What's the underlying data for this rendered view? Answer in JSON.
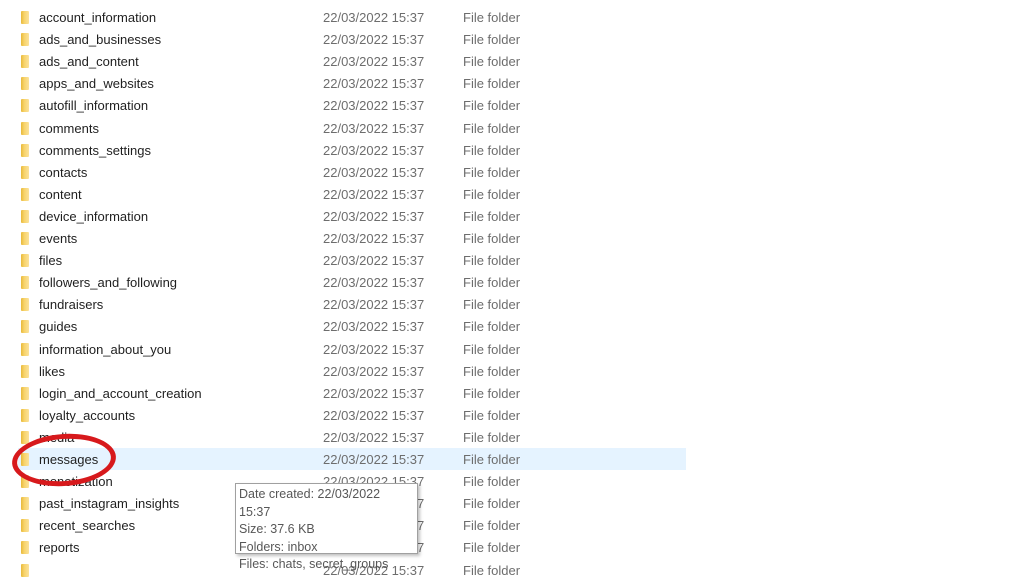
{
  "folder_list": {
    "type_label": "File folder",
    "date": "22/03/2022 15:37",
    "items": [
      {
        "name": "account_information"
      },
      {
        "name": "ads_and_businesses"
      },
      {
        "name": "ads_and_content"
      },
      {
        "name": "apps_and_websites"
      },
      {
        "name": "autofill_information"
      },
      {
        "name": "comments"
      },
      {
        "name": "comments_settings"
      },
      {
        "name": "contacts"
      },
      {
        "name": "content"
      },
      {
        "name": "device_information"
      },
      {
        "name": "events"
      },
      {
        "name": "files"
      },
      {
        "name": "followers_and_following"
      },
      {
        "name": "fundraisers"
      },
      {
        "name": "guides"
      },
      {
        "name": "information_about_you"
      },
      {
        "name": "likes"
      },
      {
        "name": "login_and_account_creation"
      },
      {
        "name": "loyalty_accounts"
      },
      {
        "name": "media"
      },
      {
        "name": "messages",
        "selected": true
      },
      {
        "name": "monetization"
      },
      {
        "name": "past_instagram_insights"
      },
      {
        "name": "recent_searches"
      },
      {
        "name": "reports"
      },
      {
        "name": ""
      }
    ]
  },
  "tooltip": {
    "date_created": "Date created: 22/03/2022 15:37",
    "size": "Size: 37.6 KB",
    "folders": "Folders: inbox",
    "files": "Files: chats, secret_groups"
  },
  "annotation_color": "#d7191c",
  "selection_color": "#e5f3ff"
}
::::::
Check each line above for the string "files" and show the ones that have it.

Written answer
        "name": "files"
    "files": "Files: chats, secret_groups"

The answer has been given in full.